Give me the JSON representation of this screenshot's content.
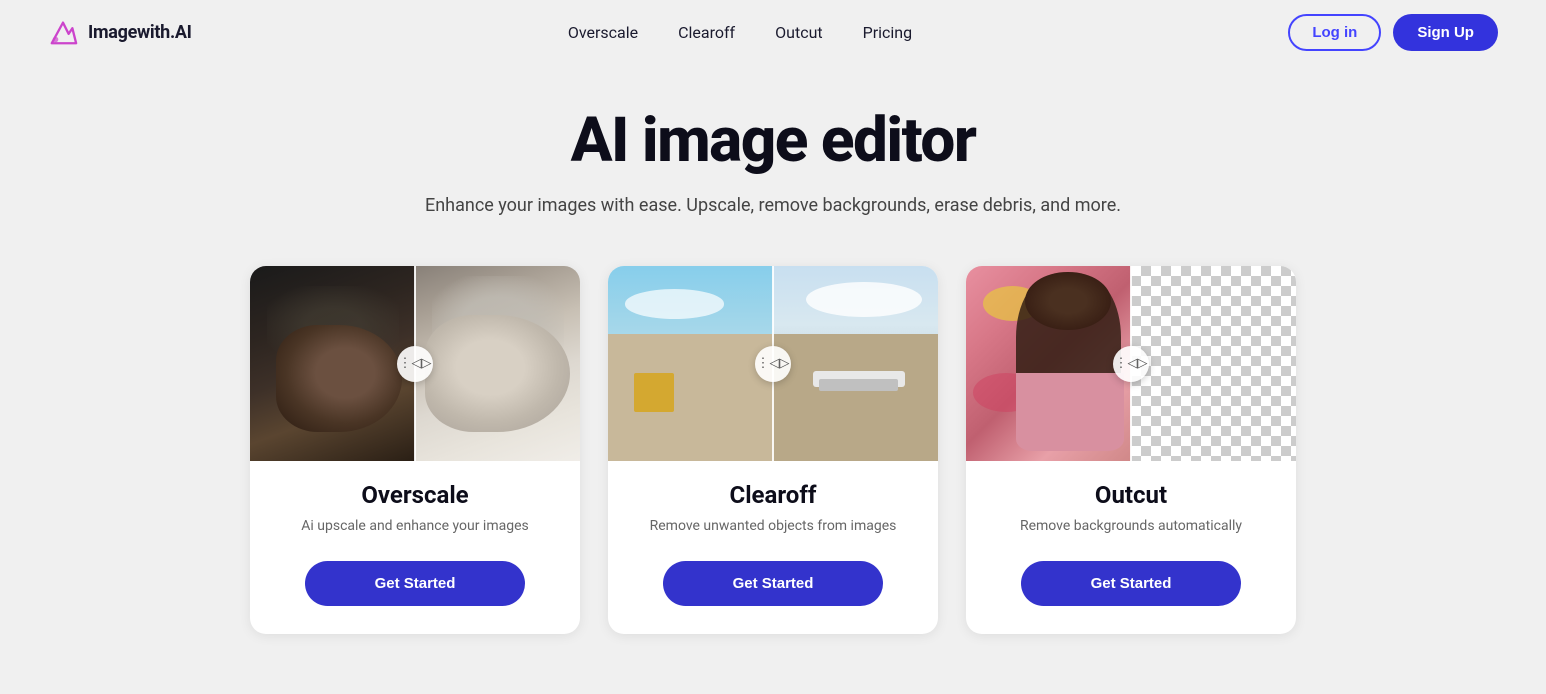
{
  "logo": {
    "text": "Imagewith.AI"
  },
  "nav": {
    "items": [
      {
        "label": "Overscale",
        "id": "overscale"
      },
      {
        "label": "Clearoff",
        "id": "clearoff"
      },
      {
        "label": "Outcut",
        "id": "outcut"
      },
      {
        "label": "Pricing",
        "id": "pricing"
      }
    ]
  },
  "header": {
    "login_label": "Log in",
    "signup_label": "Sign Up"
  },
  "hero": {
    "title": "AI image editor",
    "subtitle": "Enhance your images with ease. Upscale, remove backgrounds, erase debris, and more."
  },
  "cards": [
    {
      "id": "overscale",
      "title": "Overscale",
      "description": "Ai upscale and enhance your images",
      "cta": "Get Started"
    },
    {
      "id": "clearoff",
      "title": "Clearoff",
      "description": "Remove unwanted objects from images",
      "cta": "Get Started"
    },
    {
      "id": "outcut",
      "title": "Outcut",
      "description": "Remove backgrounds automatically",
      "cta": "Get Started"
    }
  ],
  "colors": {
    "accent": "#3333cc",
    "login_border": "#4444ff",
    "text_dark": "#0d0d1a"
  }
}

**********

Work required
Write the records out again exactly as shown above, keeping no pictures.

Written answer
Give me the JSON representation of this screenshot's content.
{
  "logo": {
    "text": "Imagewith.AI"
  },
  "nav": {
    "items": [
      {
        "label": "Overscale",
        "id": "overscale"
      },
      {
        "label": "Clearoff",
        "id": "clearoff"
      },
      {
        "label": "Outcut",
        "id": "outcut"
      },
      {
        "label": "Pricing",
        "id": "pricing"
      }
    ]
  },
  "header": {
    "login_label": "Log in",
    "signup_label": "Sign Up"
  },
  "hero": {
    "title": "AI image editor",
    "subtitle": "Enhance your images with ease. Upscale, remove backgrounds, erase debris, and more."
  },
  "cards": [
    {
      "id": "overscale",
      "title": "Overscale",
      "description": "Ai upscale and enhance your images",
      "cta": "Get Started"
    },
    {
      "id": "clearoff",
      "title": "Clearoff",
      "description": "Remove unwanted objects from images",
      "cta": "Get Started"
    },
    {
      "id": "outcut",
      "title": "Outcut",
      "description": "Remove backgrounds automatically",
      "cta": "Get Started"
    }
  ],
  "colors": {
    "accent": "#3333cc",
    "login_border": "#4444ff",
    "text_dark": "#0d0d1a"
  }
}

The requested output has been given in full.